*** Opening of Available records ***

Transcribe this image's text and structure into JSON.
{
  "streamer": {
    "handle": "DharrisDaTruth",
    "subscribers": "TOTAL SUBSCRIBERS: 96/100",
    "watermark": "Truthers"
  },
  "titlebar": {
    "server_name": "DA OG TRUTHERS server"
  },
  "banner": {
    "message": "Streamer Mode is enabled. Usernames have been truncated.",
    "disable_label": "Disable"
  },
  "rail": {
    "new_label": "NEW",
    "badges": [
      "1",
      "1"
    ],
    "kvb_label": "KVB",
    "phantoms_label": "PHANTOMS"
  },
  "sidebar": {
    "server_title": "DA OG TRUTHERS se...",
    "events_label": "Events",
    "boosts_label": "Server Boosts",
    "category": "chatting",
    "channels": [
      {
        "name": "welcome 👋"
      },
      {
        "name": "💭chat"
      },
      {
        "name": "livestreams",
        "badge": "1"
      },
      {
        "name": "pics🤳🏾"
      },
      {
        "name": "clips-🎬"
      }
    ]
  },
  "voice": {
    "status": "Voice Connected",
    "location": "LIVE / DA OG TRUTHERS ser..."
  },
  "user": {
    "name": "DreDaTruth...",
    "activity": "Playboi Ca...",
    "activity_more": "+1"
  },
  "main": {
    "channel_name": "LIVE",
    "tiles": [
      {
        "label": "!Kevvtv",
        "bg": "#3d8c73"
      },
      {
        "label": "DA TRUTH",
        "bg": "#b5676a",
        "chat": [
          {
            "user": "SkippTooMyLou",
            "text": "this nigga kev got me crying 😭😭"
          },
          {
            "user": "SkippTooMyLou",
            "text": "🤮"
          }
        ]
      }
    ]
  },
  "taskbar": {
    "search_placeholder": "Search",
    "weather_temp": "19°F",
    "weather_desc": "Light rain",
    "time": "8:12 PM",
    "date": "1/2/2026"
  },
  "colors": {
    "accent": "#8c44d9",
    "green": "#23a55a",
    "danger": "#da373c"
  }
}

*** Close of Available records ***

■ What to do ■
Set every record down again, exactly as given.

■ Written solution ■
Transcribe this image's text and structure into JSON.
{
  "streamer": {
    "handle": "DharrisDaTruth",
    "subscribers": "TOTAL SUBSCRIBERS: 96/100",
    "watermark": "Truthers"
  },
  "titlebar": {
    "server_name": "DA OG TRUTHERS server"
  },
  "banner": {
    "message": "Streamer Mode is enabled. Usernames have been truncated.",
    "disable_label": "Disable"
  },
  "rail": {
    "new_label": "NEW",
    "badges": [
      "1",
      "1"
    ],
    "kvb_label": "KVB",
    "phantoms_label": "PHANTOMS"
  },
  "sidebar": {
    "server_title": "DA OG TRUTHERS se...",
    "events_label": "Events",
    "boosts_label": "Server Boosts",
    "category": "chatting",
    "channels": [
      {
        "name": "welcome 👋"
      },
      {
        "name": "💭chat"
      },
      {
        "name": "livestreams",
        "badge": "1"
      },
      {
        "name": "pics🤳🏾"
      },
      {
        "name": "clips-🎬"
      }
    ]
  },
  "voice": {
    "status": "Voice Connected",
    "location": "LIVE / DA OG TRUTHERS ser..."
  },
  "user": {
    "name": "DreDaTruth...",
    "activity": "Playboi Ca...",
    "activity_more": "+1"
  },
  "main": {
    "channel_name": "LIVE",
    "tiles": [
      {
        "label": "!Kevvtv",
        "bg": "#3d8c73"
      },
      {
        "label": "DA TRUTH",
        "bg": "#b5676a",
        "chat": [
          {
            "user": "SkippTooMyLou",
            "text": "this nigga kev got me crying 😭😭"
          },
          {
            "user": "SkippTooMyLou",
            "text": "🤮"
          }
        ]
      }
    ]
  },
  "taskbar": {
    "search_placeholder": "Search",
    "weather_temp": "19°F",
    "weather_desc": "Light rain",
    "time": "8:12 PM",
    "date": "1/2/2026"
  },
  "colors": {
    "accent": "#8c44d9",
    "green": "#23a55a",
    "danger": "#da373c"
  }
}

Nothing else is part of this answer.